With the continued devaluation of the dollar, and the continued problem of the nation’s debts and deficits, the push for sound money backed by precious metals is slowly gaining steam and recognition in Washington. What began as a philosophical rather than practical debate is now turning into a serious discussion about the fate of the US dollar and has put the Federal Reserve’s monetary policies under intense scrutiny, more than deserved given its insistence on being secretive about its power over our currencies and reports of bank bailouts without Congressional approval.
This past week, Senators Jim DeMint (R-South Carolina), Rand Paul (R-Kentucky), and Mike Lee (R-Utah) introduced the Sound Money Promotion Act, which would make “gold and silver coins declared legal tender by the federal government or any state government…not…subject to taxation.” This bill comes after Utah’s legalization of gold as legal tender two months ago, which many in the sound money movement consider a huge victory in the fight to put America’s currency on a more stable, less inflationary path.
This bill has earned praise for trying to simplify the exchanging of gold for good and services without the burden of factoring in capital gains taxes on the metal, yet criticized for being only limited to gold rather than other precious metals like silver and platinum, which could be given value and used for acquiring goods and services.
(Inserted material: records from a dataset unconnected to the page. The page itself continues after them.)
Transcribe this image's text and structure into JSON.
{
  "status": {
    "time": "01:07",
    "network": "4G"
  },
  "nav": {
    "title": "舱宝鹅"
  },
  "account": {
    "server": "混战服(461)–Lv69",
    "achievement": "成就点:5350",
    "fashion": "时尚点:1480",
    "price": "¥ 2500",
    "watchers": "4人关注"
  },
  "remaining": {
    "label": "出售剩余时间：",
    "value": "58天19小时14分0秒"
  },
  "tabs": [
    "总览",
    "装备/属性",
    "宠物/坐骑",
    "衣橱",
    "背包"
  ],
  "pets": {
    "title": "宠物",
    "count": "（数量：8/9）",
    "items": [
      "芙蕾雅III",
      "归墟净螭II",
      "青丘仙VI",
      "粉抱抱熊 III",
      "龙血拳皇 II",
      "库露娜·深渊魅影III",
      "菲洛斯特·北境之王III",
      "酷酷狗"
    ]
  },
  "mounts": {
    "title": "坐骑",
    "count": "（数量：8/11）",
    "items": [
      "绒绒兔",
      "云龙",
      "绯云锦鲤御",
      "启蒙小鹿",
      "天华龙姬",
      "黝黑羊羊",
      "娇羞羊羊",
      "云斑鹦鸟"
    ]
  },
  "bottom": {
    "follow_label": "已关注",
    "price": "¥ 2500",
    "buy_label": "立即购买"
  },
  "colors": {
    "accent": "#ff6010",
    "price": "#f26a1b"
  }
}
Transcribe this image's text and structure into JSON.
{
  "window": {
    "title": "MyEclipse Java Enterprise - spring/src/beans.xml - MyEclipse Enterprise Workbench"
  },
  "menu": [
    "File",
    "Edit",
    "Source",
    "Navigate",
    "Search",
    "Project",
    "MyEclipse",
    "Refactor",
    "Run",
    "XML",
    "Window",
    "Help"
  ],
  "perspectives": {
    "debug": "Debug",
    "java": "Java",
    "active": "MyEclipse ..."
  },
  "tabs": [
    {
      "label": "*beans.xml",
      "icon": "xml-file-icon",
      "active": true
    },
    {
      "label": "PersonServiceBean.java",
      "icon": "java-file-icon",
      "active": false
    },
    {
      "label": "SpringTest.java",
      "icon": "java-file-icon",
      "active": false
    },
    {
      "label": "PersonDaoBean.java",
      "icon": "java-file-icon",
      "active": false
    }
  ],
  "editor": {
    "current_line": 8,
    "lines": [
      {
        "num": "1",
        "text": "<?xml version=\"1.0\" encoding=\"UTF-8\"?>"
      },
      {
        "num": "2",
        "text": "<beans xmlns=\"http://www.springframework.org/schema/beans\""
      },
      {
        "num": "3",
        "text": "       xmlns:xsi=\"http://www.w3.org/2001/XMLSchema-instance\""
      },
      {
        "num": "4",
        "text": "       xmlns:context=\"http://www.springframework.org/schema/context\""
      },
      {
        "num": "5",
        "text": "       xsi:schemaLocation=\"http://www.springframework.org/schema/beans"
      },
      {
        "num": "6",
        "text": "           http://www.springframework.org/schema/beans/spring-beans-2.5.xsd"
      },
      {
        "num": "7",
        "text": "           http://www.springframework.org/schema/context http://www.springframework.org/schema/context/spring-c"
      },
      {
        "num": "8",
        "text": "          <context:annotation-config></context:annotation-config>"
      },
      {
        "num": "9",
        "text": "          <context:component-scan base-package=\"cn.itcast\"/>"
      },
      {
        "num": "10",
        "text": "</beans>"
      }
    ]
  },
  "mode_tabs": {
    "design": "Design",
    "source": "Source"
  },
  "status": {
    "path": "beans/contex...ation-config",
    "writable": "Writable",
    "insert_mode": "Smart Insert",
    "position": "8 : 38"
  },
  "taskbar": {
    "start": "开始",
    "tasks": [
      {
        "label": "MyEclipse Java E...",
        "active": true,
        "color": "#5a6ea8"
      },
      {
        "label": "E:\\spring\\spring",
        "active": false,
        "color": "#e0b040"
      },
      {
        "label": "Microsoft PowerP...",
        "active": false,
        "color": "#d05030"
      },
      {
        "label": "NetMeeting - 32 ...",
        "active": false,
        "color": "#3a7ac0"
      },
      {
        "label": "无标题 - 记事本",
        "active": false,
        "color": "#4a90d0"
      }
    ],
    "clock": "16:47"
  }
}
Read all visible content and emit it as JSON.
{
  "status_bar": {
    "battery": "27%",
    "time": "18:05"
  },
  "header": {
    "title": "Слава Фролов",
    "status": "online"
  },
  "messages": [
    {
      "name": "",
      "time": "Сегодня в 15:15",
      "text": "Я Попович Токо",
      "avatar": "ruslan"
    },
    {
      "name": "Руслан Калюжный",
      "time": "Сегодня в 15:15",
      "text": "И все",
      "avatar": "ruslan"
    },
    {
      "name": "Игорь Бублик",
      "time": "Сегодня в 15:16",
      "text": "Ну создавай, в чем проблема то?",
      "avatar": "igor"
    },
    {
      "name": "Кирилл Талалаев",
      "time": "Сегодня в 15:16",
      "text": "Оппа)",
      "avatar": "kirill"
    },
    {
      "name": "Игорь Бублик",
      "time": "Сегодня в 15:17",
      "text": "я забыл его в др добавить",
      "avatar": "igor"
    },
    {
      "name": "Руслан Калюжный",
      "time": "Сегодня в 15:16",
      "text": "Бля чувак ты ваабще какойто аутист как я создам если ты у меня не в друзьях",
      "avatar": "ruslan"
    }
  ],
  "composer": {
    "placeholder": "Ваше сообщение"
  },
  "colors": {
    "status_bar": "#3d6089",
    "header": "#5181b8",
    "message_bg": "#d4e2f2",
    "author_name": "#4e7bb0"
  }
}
The bill will, unfortunately, not make it far in the Democratic-controlled Senate, but will be an important tool in the fight to stabilize the dollar even if it doesn’t pass.
After all, it’s an ounce of gold we’re talking about, and like an ounce of silver, “that’s good honest money.”Tags: money